Tell how many lines in the data contain the string "icon", using a single number as the whole reply.

_Dataset extract_.

Segment Open

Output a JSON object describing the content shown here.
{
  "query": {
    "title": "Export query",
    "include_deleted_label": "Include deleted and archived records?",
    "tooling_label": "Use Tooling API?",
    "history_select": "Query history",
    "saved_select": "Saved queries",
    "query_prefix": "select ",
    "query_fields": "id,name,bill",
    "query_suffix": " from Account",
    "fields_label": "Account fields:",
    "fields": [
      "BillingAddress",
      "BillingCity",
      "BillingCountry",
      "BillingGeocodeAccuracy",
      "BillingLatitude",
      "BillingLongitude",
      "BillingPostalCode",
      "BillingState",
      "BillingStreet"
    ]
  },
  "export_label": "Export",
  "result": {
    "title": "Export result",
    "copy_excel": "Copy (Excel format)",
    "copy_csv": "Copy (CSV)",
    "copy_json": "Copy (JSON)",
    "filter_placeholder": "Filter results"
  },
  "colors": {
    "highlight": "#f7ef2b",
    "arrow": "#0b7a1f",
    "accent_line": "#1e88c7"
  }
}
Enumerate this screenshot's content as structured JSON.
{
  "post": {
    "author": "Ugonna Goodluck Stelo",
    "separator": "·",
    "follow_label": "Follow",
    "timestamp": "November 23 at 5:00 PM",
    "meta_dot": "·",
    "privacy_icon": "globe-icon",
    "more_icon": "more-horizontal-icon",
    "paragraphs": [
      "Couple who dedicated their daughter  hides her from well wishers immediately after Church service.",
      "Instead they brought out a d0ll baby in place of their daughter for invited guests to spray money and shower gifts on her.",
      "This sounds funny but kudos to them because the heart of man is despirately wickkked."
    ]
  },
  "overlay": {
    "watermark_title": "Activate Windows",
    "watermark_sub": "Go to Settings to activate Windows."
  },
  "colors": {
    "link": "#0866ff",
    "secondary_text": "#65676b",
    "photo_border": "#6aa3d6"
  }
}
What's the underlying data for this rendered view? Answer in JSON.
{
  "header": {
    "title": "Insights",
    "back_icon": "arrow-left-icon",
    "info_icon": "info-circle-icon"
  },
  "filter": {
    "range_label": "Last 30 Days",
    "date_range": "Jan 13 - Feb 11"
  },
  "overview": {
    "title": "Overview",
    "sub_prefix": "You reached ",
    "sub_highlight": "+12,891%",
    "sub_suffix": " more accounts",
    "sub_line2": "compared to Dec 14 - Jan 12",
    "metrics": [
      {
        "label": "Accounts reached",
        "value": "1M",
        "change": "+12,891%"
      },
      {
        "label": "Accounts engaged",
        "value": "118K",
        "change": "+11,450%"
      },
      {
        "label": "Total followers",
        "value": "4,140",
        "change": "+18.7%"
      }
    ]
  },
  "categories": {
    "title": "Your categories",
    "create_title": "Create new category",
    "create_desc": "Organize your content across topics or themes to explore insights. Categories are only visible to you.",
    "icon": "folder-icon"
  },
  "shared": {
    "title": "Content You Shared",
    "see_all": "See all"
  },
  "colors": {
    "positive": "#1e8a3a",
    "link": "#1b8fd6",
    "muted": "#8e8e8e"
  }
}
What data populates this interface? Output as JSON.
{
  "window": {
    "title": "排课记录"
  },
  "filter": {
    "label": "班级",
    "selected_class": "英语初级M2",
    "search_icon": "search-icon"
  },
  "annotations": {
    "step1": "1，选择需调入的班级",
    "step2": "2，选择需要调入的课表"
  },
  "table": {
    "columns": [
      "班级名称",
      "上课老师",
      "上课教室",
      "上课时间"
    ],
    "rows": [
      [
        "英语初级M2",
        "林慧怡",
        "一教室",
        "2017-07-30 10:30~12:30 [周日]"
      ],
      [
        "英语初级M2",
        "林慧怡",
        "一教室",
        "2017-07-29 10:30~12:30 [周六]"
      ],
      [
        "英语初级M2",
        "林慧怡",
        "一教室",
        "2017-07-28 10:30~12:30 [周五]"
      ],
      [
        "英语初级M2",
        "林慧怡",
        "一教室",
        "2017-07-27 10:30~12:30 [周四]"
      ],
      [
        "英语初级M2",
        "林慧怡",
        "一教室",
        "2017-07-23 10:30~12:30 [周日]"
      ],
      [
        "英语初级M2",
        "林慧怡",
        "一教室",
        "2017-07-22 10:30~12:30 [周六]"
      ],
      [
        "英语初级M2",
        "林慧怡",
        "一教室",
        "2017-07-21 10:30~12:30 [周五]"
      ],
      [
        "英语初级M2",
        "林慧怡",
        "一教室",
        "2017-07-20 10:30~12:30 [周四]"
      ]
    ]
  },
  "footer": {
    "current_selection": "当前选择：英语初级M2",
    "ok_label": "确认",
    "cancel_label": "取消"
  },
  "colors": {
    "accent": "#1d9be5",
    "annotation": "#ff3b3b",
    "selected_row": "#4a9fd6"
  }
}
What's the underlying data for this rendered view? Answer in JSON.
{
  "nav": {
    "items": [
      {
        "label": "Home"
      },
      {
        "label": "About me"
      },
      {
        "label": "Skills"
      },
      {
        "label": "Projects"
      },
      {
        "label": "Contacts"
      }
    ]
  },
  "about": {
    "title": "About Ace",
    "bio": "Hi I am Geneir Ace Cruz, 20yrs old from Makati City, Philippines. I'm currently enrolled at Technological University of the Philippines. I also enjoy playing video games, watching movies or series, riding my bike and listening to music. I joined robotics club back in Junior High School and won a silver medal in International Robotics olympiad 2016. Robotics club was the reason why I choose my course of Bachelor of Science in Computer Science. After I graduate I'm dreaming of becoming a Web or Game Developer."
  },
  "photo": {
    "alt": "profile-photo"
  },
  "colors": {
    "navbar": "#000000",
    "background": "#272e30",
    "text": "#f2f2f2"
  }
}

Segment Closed

_Answer area_.
6